It was an inspired choice. Man Ray sounds like a shaft of light in human form—a radiant man. “I have freed myself from the sticky medium of paint and am working directly with light itself,” the frustrated painter exulted, after discovering the technique that enabled him to produce Rayographs, as he called them—spooky, one-of-a-kind images created by placing objects on light-sensitive paper and exposing them to light, producing white silhouettes that glow eerily against a black background, like ectoplasmic manifestations in a Spiritualist photograph. “Everything can be transformed, deformed, and obliterated by light,” he said. “Its flexibility is precisely the same as the suppleness of the brush.”
Ray’s work is collected in a new book, Man Ray (part of Taschen’s Photo Masters series). A fellow traveler of the Dadaists and Surrealists, Ray (1890-1976) pioneered unconventional techniques that, married to his visual wit, evoke hidden realities. “By assembling a vocabulary of seldom-used darkroom techniques, he freed photography from its reputation for recording the observable world and used it to create images drawn from the imagination,” writes Katherine Ware in her essay “Chemist of Mysteries,” included in the book.
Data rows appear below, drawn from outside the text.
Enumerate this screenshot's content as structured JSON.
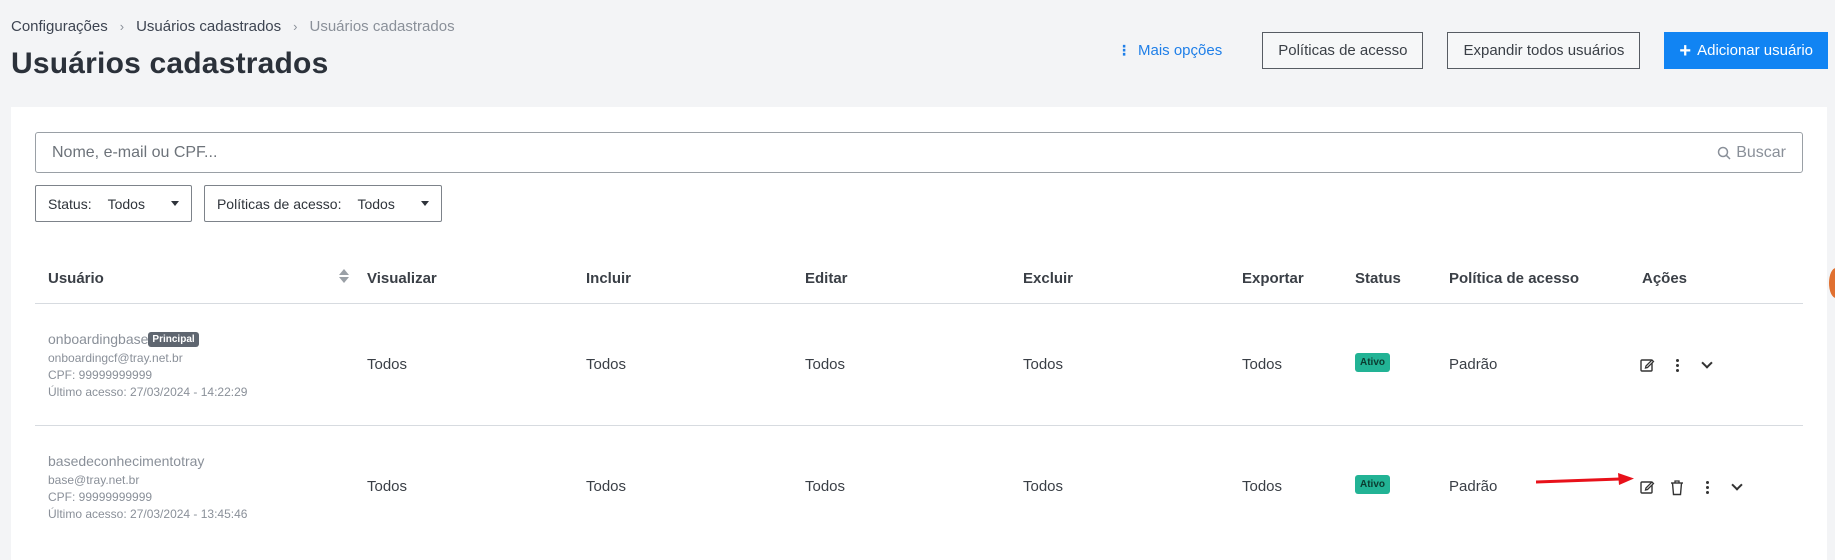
{
  "breadcrumb": {
    "item1": "Configurações",
    "item2": "Usuários cadastrados",
    "current": "Usuários cadastrados"
  },
  "page": {
    "title": "Usuários cadastrados"
  },
  "actions": {
    "more_options": "Mais opções",
    "access_policies": "Políticas de acesso",
    "expand_all": "Expandir todos usuários",
    "add_user": "Adicionar usuário"
  },
  "search": {
    "placeholder": "Nome, e-mail ou CPF...",
    "button": "Buscar"
  },
  "filters": {
    "status": {
      "label": "Status:",
      "value": "Todos"
    },
    "policy": {
      "label": "Políticas de acesso:",
      "value": "Todos"
    }
  },
  "table": {
    "headers": {
      "user": "Usuário",
      "view": "Visualizar",
      "include": "Incluir",
      "edit": "Editar",
      "delete": "Excluir",
      "export": "Exportar",
      "status": "Status",
      "policy": "Política de acesso",
      "actions": "Ações"
    },
    "rows": [
      {
        "username": "onboardingbase",
        "tag": "Principal",
        "email": "onboardingcf@tray.net.br",
        "cpf": "CPF: 99999999999",
        "last_access": "Último acesso:  27/03/2024 - 14:22:29",
        "view": "Todos",
        "include": "Todos",
        "edit": "Todos",
        "delete": "Todos",
        "export": "Todos",
        "status": "Ativo",
        "policy": "Padrão"
      },
      {
        "username": "basedeconhecimentotray",
        "email": "base@tray.net.br",
        "cpf": "CPF: 99999999999",
        "last_access": "Último acesso:  27/03/2024 - 13:45:46",
        "view": "Todos",
        "include": "Todos",
        "edit": "Todos",
        "delete": "Todos",
        "export": "Todos",
        "status": "Ativo",
        "policy": "Padrão"
      }
    ]
  },
  "colors": {
    "primary": "#1184f3",
    "link": "#1f7fe8",
    "status_active": "#22b395",
    "annotation_arrow": "#e8111a"
  }
}
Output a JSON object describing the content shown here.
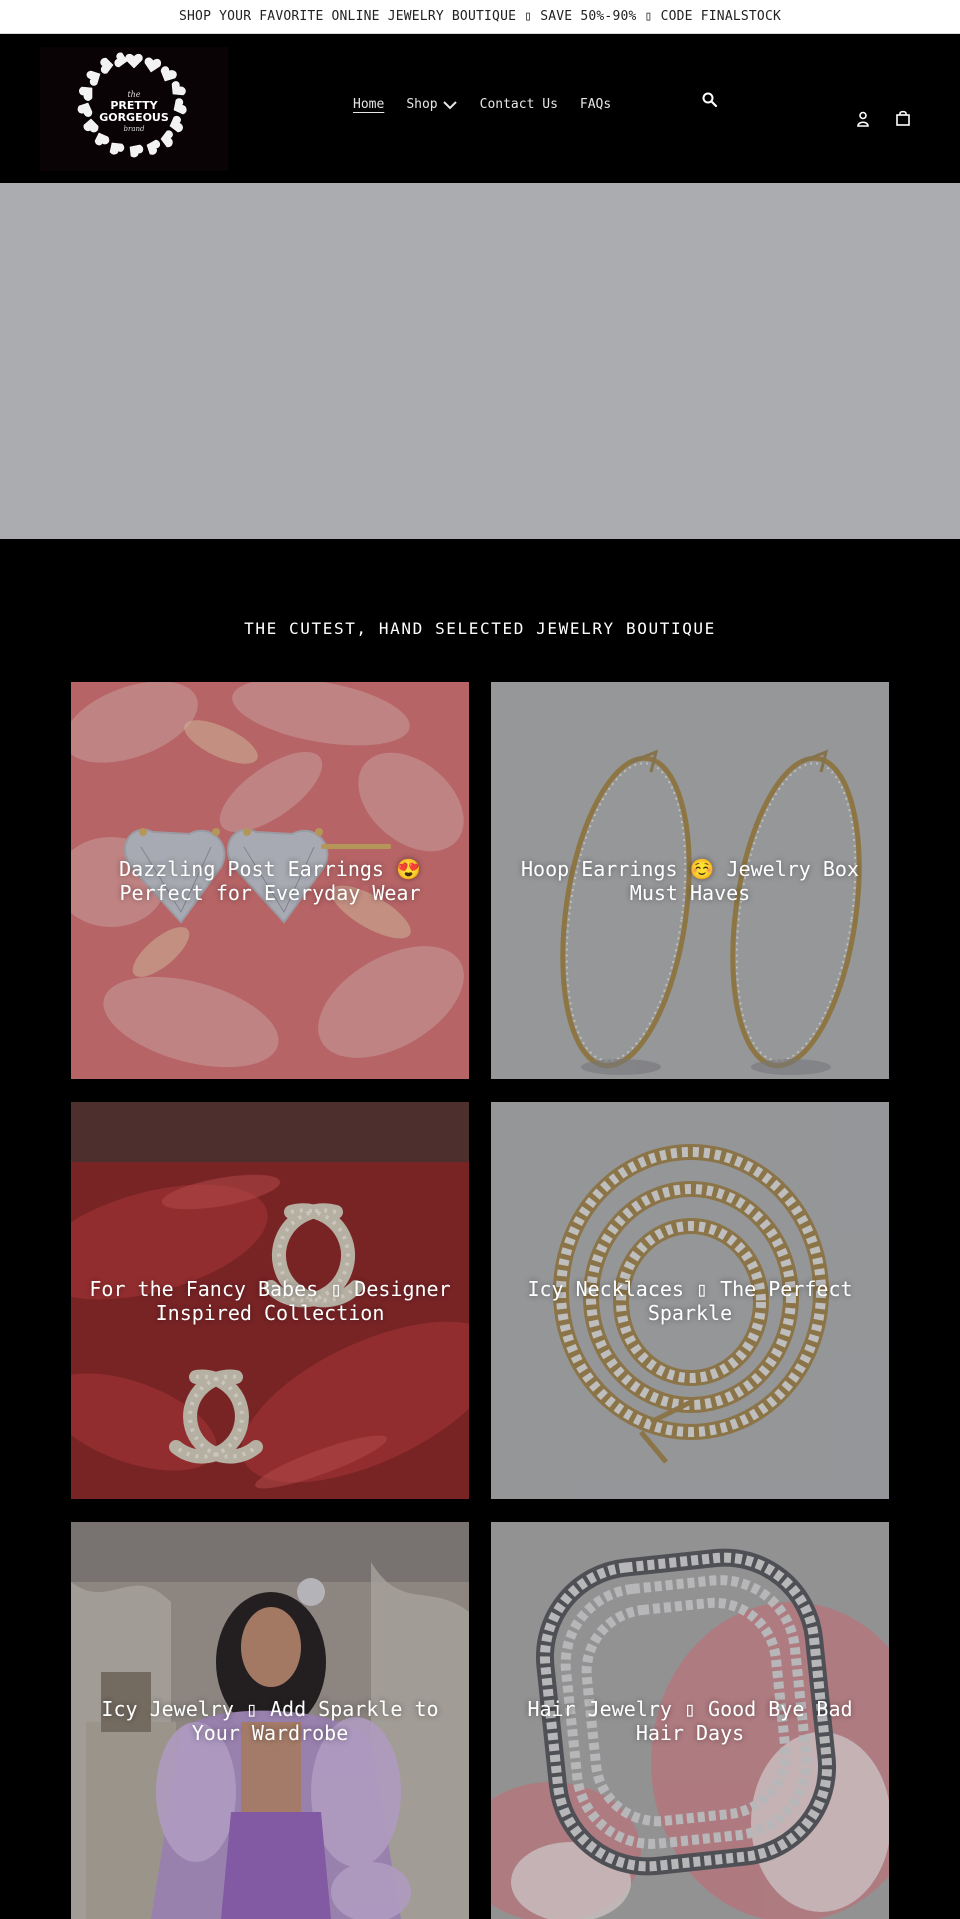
{
  "announcement": {
    "text": "SHOP YOUR FAVORITE ONLINE JEWELRY BOUTIQUE ▯ SAVE 50%-90% ▯ CODE FINALSTOCK"
  },
  "header": {
    "logo_text": {
      "top": "the",
      "line1": "PRETTY",
      "line2": "GORGEOUS",
      "bottom": "brand"
    },
    "nav": [
      {
        "label": "Home"
      },
      {
        "label": "Shop"
      },
      {
        "label": "Contact Us"
      },
      {
        "label": "FAQs"
      }
    ],
    "icons": [
      "search-icon",
      "account-icon",
      "cart-icon"
    ]
  },
  "collections": {
    "heading": "THE CUTEST, HAND SELECTED JEWELRY BOUTIQUE",
    "items": [
      {
        "title": "Dazzling Post Earrings 😍 Perfect for Everyday Wear"
      },
      {
        "title": "Hoop Earrings ☺️ Jewelry Box Must Haves"
      },
      {
        "title": "For the Fancy Babes ▯ Designer Inspired Collection"
      },
      {
        "title": "Icy Necklaces ▯ The Perfect Sparkle"
      },
      {
        "title": "Icy Jewelry ▯ Add Sparkle to Your Wardrobe"
      },
      {
        "title": "Hair Jewelry ▯ Good Bye Bad Hair Days"
      }
    ]
  },
  "colors": {
    "page_background": "#000000",
    "announcement_background": "#ffffff",
    "hero_placeholder": "#abacaf"
  }
}
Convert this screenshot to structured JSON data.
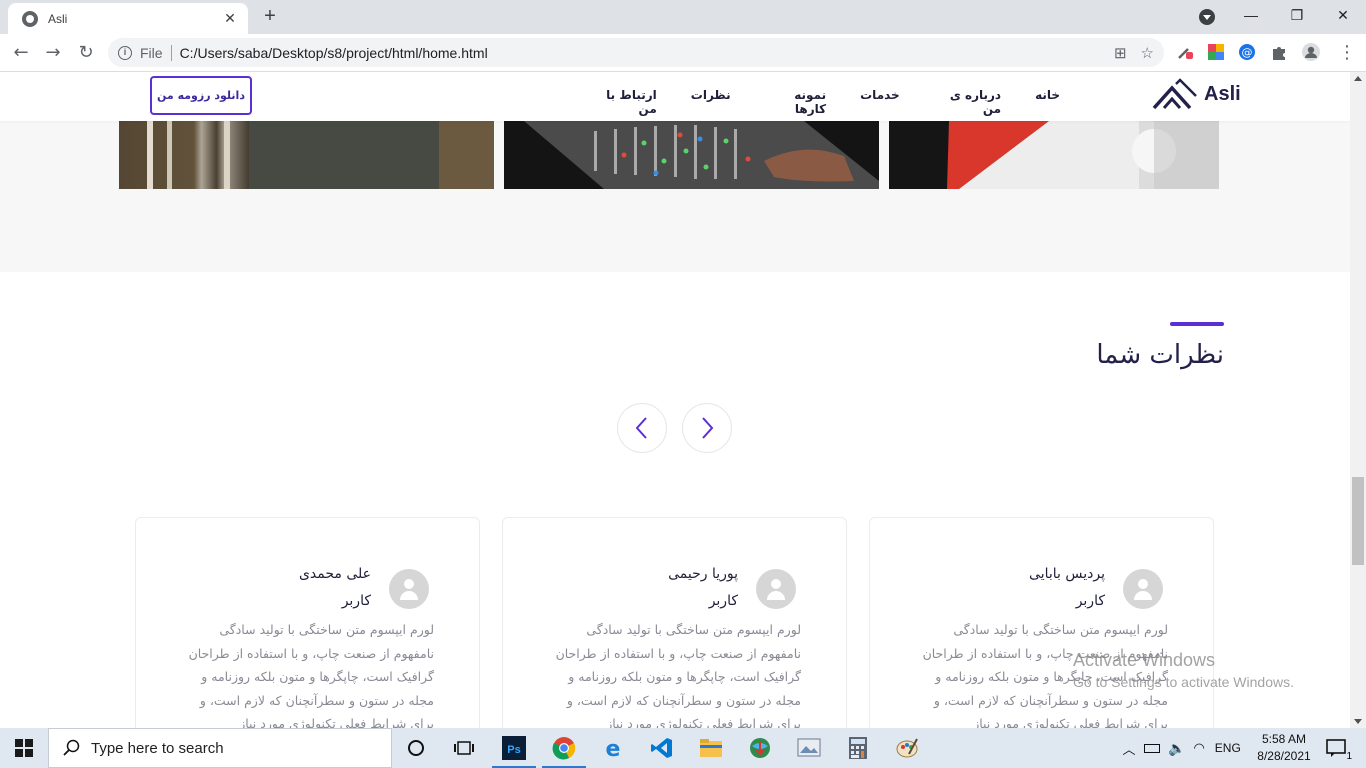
{
  "browser": {
    "tab_title": "Asli",
    "tab_close": "✕",
    "new_tab": "+",
    "scheme": "File",
    "url": "C:/Users/saba/Desktop/s8/project/html/home.html",
    "window_minimize": "—",
    "window_restore": "❐",
    "window_close": "✕"
  },
  "site": {
    "logo_text": "Asli",
    "download_button": "دانلود رزومه من",
    "menu": [
      "خانه",
      "درباره ی من",
      "خدمات",
      "نمونه کارها",
      "نظرات",
      "ارتباط با من"
    ],
    "accent_color": "#5a2fd6"
  },
  "testimonials": {
    "title": "نظرات شما",
    "cards": [
      {
        "name": "پردیس بابایی",
        "role": "کاربر",
        "text": "لورم ایپسوم متن ساختگی با تولید سادگی نامفهوم از صنعت چاپ، و با استفاده از طراحان گرافیک است، چاپگرها و متون بلکه روزنامه و مجله در ستون و سطرآنچنان که لازم است، و برای شرایط فعلی تکنولوژی مورد نیاز"
      },
      {
        "name": "پوریا رحیمی",
        "role": "کاربر",
        "text": "لورم ایپسوم متن ساختگی با تولید سادگی نامفهوم از صنعت چاپ، و با استفاده از طراحان گرافیک است، چاپگرها و متون بلکه روزنامه و مجله در ستون و سطرآنچنان که لازم است، و برای شرایط فعلی تکنولوژی مورد نیاز"
      },
      {
        "name": "علی محمدی",
        "role": "کاربر",
        "text": "لورم ایپسوم متن ساختگی با تولید سادگی نامفهوم از صنعت چاپ، و با استفاده از طراحان گرافیک است، چاپگرها و متون بلکه روزنامه و مجله در ستون و سطرآنچنان که لازم است، و برای شرایط فعلی تکنولوژی مورد نیاز"
      }
    ]
  },
  "watermark": {
    "line1": "Activate Windows",
    "line2": "Go to Settings to activate Windows."
  },
  "taskbar": {
    "search_placeholder": "Type here to search",
    "language": "ENG",
    "time": "5:58 AM",
    "date": "8/28/2021",
    "notification_count": "1"
  }
}
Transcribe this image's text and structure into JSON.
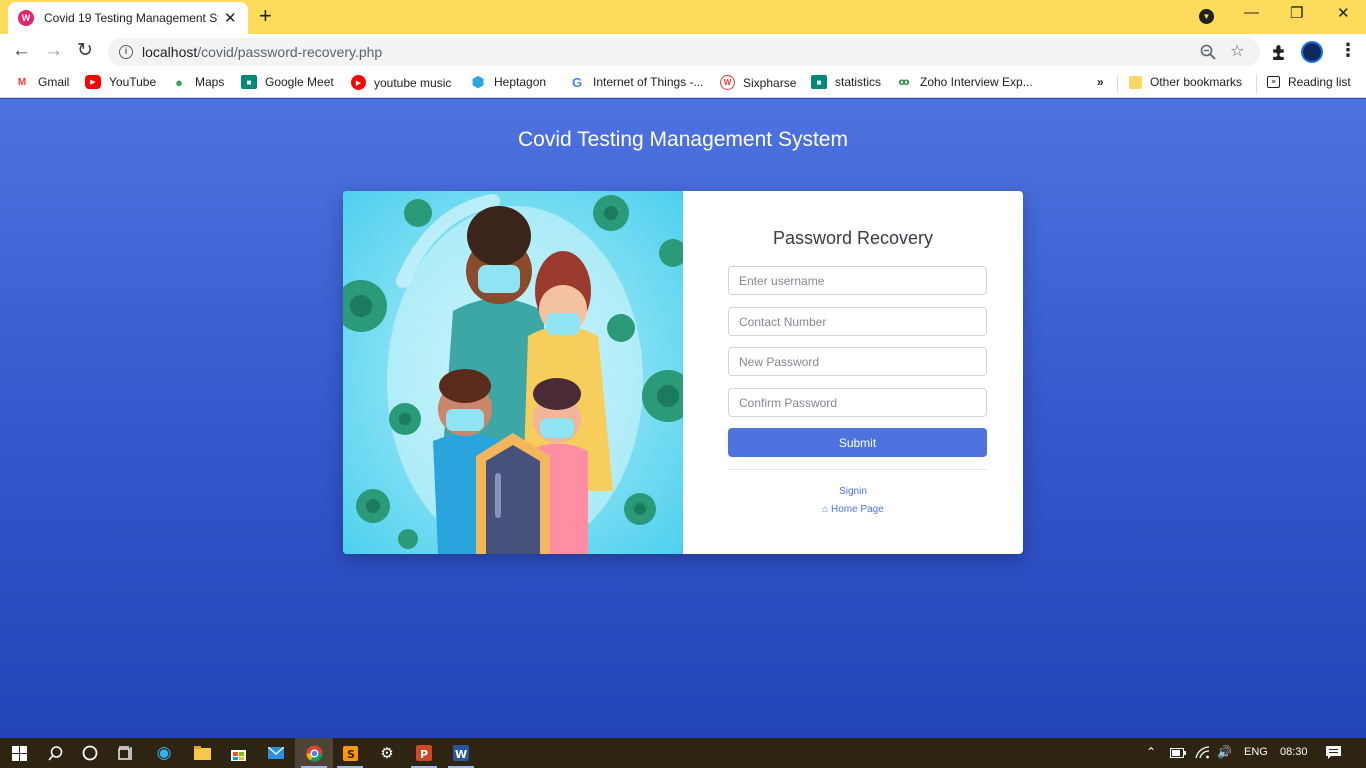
{
  "browser": {
    "tab_title": "Covid 19 Testing Management System",
    "tab_favicon": "W",
    "tab_close": "✕",
    "new_tab": "+",
    "url_host": "localhost",
    "url_path": "/covid/password-recovery.php",
    "controls": {
      "minimize": "—",
      "restore": "❐",
      "close": "✕"
    },
    "nav": {
      "back": "←",
      "forward": "→",
      "reload": "↻"
    },
    "overflow": "»"
  },
  "bookmarks": [
    {
      "label": "Gmail",
      "icon": "gmail-icon",
      "color": "#ea4335"
    },
    {
      "label": "YouTube",
      "icon": "youtube-icon",
      "color": "#ff0000"
    },
    {
      "label": "Maps",
      "icon": "maps-icon",
      "color": "#34a853"
    },
    {
      "label": "Google Meet",
      "icon": "meet-icon",
      "color": "#00897b"
    },
    {
      "label": "youtube music",
      "icon": "youtube-music-icon",
      "color": "#ff0000"
    },
    {
      "label": "Heptagon",
      "icon": "heptagon-icon",
      "color": "#29a8e0"
    },
    {
      "label": "Internet of Things -...",
      "icon": "google-icon",
      "color": "#4285f4"
    },
    {
      "label": "Sixpharse",
      "icon": "sixpharse-icon",
      "color": "#e53935"
    },
    {
      "label": "statistics",
      "icon": "meet-icon",
      "color": "#00897b"
    },
    {
      "label": "Zoho Interview Exp...",
      "icon": "geeks-icon",
      "color": "#2f8d46"
    }
  ],
  "other_bookmarks": "Other bookmarks",
  "reading_list": "Reading list",
  "page": {
    "site_title": "Covid Testing Management System",
    "form_title": "Password Recovery",
    "fields": {
      "username": "Enter username",
      "contact": "Contact Number",
      "new_password": "New Password",
      "confirm_password": "Confirm Password"
    },
    "submit_label": "Submit",
    "signin_link": "Signin",
    "home_link": "Home Page",
    "accent_color": "#4e73df"
  },
  "taskbar": {
    "language": "ENG",
    "time": "08:30"
  }
}
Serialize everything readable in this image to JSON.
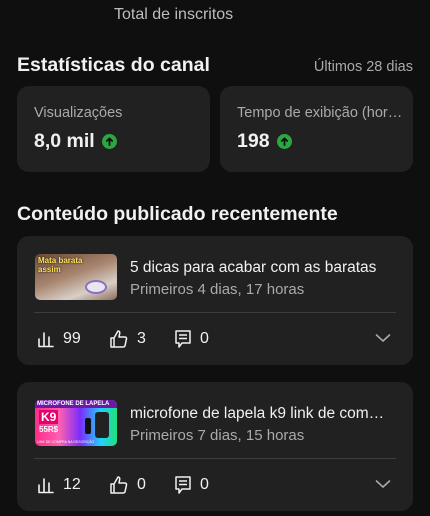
{
  "header": {
    "subscribers_label": "Total de inscritos"
  },
  "stats_section": {
    "title": "Estatísticas do canal",
    "range": "Últimos 28 dias",
    "cards": [
      {
        "label": "Visualizações",
        "value": "8,0 mil",
        "trend": "up"
      },
      {
        "label": "Tempo de exibição (hor…",
        "value": "198",
        "trend": "up"
      }
    ]
  },
  "recent_section": {
    "title": "Conteúdo publicado recentemente",
    "videos": [
      {
        "title": "5 dicas para acabar com as baratas",
        "subtitle": "Primeiros 4 dias, 17 horas",
        "thumbnail_text": [
          "Mata barata",
          "assim"
        ],
        "views": "99",
        "likes": "3",
        "comments": "0"
      },
      {
        "title": "microfone de lapela k9 link de com…",
        "subtitle": "Primeiros 7 dias, 15 horas",
        "thumbnail_text": [
          "MICROFONE DE LAPELA",
          "K9",
          "55R$",
          "LINK DE COMPRA NA DESCRIÇÃO"
        ],
        "views": "12",
        "likes": "0",
        "comments": "0"
      }
    ]
  },
  "colors": {
    "background": "#0f0f0f",
    "card": "#212121",
    "trend_up": "#2ba640"
  }
}
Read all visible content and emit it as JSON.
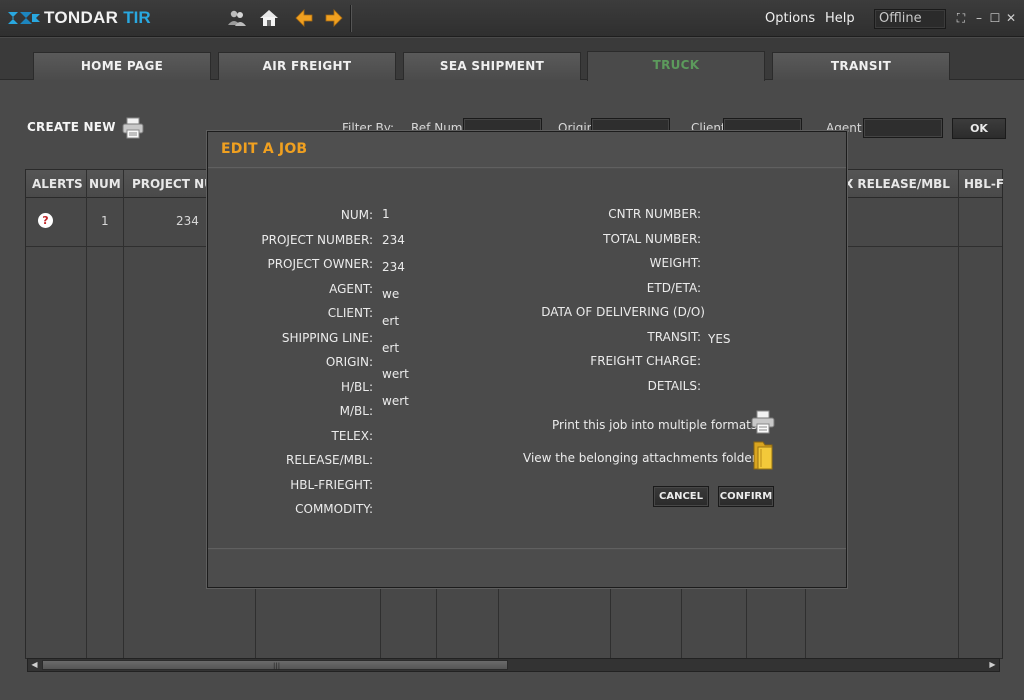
{
  "app": {
    "logo_main": "TONDAR",
    "logo_accent": "TIR"
  },
  "menu": {
    "options": "Options",
    "help": "Help"
  },
  "status": {
    "value": "Offline"
  },
  "icons": {
    "users": "users-icon",
    "home": "home-icon",
    "back": "arrow-left-icon",
    "forward": "arrow-right-icon",
    "print": "printer-icon",
    "folder": "folder-icon",
    "alert": "question-alert-icon"
  },
  "colors": {
    "accent": "#f0a020",
    "active_tab": "#5c9a5c",
    "logo_accent": "#29a8e0",
    "alert": "#c0282b"
  },
  "tabs": [
    {
      "label": "HOME PAGE"
    },
    {
      "label": "AIR FREIGHT"
    },
    {
      "label": "SEA SHIPMENT"
    },
    {
      "label": "TRUCK",
      "active": true
    },
    {
      "label": "TRANSIT"
    }
  ],
  "toolbar": {
    "create_new": "CREATE NEW",
    "filter_by": "Filter By:",
    "ref_num": "Ref Num",
    "origin": "Origin",
    "client": "Client",
    "agent": "Agent",
    "ok": "OK"
  },
  "grid": {
    "headers": {
      "alerts": "ALERTS",
      "num": "NUM",
      "project_number": "PROJECT NU",
      "telex_release": "X RELEASE/MBL",
      "hbl": "HBL-F"
    },
    "rows": [
      {
        "num": "1",
        "project_number": "234"
      }
    ]
  },
  "modal": {
    "title": "EDIT A JOB",
    "left_fields": [
      {
        "label": "NUM:",
        "value": "1"
      },
      {
        "label": "PROJECT NUMBER:",
        "value": "234"
      },
      {
        "label": "PROJECT OWNER:",
        "value": "234"
      },
      {
        "label": "AGENT:",
        "value": "we"
      },
      {
        "label": "CLIENT:",
        "value": "ert"
      },
      {
        "label": "SHIPPING LINE:",
        "value": "ert"
      },
      {
        "label": "ORIGIN:",
        "value": "wert"
      },
      {
        "label": "H/BL:",
        "value": "wert"
      },
      {
        "label": "M/BL:",
        "value": ""
      },
      {
        "label": "TELEX:",
        "value": ""
      },
      {
        "label": "RELEASE/MBL:",
        "value": ""
      },
      {
        "label": "HBL-FRIEGHT:",
        "value": ""
      },
      {
        "label": "COMMODITY:",
        "value": ""
      }
    ],
    "right_fields": [
      {
        "label": "CNTR NUMBER:",
        "value": ""
      },
      {
        "label": "TOTAL NUMBER:",
        "value": ""
      },
      {
        "label": "WEIGHT:",
        "value": ""
      },
      {
        "label": "ETD/ETA:",
        "value": ""
      },
      {
        "label": "DATA OF DELIVERING (D/O)",
        "value": ""
      },
      {
        "label": "TRANSIT:",
        "value": "YES"
      },
      {
        "label": "FREIGHT CHARGE:",
        "value": ""
      },
      {
        "label": "DETAILS:",
        "value": ""
      }
    ],
    "print_text": "Print this job into multiple formats",
    "attach_text": "View the belonging attachments folder",
    "cancel": "CANCEL",
    "confirm": "CONFIRM"
  }
}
In his alien still lives, Calla lilies give off a radioactive glow (a special effect produced by solarization, in which a print or a negative is exposed during its development, causing some darks to appear light, some lights to appear dark). Read the rest
Montreal artist Eric Nado transforms vintage typewriters into stunning models of machine guns. As a William S. Burroughs fan, I have great appreciation for this intersection of objects. From Galerie COA:
Through sculpture-assemblage, Éric Nado transforms and reorganizes certain objects to reveal other possibilities through their forms or intended functions. Using iconic metal objects such as typewriters and sewing machines, Nado materializes concepts such as labor and memory.